## AVAILABLE DATA
------------------------------

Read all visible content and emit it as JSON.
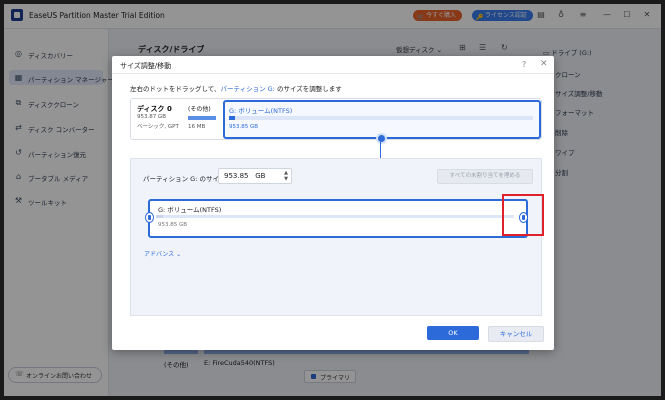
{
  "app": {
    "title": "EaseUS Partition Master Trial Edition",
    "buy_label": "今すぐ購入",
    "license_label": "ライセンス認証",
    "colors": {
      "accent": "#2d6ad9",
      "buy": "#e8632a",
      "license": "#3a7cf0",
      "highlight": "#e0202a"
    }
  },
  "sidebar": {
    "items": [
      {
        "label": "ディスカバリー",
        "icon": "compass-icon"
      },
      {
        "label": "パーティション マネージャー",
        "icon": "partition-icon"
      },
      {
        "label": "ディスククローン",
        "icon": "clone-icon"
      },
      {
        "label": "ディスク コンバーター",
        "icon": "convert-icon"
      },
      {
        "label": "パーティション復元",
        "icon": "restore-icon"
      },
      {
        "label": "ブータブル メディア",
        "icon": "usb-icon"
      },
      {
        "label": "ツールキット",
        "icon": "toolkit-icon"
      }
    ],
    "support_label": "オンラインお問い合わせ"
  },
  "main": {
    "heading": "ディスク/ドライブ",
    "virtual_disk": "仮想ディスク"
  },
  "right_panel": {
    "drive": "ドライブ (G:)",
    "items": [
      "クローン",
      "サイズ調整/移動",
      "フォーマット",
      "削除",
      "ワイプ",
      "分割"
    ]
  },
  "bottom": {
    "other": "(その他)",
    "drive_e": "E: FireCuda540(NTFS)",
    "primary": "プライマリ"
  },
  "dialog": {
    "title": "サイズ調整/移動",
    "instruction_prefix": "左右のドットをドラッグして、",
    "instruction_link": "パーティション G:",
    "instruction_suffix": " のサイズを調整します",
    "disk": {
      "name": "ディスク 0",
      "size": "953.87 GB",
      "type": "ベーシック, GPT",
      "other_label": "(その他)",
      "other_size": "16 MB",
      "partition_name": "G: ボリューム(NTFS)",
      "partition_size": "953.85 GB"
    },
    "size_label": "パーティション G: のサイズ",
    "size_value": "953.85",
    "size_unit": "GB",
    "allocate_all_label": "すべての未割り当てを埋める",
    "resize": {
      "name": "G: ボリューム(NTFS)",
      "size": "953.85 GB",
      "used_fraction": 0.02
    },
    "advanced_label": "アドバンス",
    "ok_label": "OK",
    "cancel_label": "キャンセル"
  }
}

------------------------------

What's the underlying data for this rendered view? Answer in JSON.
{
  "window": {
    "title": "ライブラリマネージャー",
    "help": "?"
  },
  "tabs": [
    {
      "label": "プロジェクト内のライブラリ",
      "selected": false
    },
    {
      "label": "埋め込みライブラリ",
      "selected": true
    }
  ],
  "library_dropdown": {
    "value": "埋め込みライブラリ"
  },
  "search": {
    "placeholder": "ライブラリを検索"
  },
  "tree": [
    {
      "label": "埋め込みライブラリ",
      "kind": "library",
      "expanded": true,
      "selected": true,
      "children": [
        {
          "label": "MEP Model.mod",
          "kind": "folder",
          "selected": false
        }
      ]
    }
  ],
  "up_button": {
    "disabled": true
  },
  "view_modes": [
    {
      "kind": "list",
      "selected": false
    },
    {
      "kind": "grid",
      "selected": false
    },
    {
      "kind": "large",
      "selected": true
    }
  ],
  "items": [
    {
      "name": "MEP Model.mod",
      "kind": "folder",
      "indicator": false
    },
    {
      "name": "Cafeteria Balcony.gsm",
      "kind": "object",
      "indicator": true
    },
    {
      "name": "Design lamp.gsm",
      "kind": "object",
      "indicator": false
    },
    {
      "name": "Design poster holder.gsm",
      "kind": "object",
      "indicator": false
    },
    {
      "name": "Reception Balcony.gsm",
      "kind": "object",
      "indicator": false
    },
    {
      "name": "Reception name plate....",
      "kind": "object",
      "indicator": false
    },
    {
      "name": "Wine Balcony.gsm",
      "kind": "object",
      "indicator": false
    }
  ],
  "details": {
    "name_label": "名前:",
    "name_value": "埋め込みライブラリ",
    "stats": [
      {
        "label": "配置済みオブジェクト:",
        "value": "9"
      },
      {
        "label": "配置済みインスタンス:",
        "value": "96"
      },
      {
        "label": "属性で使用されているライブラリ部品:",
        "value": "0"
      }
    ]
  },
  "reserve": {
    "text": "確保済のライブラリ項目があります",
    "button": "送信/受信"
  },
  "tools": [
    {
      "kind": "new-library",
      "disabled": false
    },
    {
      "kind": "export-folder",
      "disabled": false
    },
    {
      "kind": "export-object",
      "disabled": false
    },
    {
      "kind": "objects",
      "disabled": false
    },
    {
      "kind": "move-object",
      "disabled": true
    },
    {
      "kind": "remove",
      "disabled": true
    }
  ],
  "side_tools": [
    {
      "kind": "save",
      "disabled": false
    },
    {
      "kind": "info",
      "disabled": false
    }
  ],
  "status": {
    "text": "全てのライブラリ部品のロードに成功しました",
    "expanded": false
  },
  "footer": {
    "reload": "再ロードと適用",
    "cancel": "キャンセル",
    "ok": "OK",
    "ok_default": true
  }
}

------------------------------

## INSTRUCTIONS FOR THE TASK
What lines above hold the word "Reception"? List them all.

## YOUR SOLUTION
      "name": "Reception Balcony.gsm",
      "name": "Reception name plate....",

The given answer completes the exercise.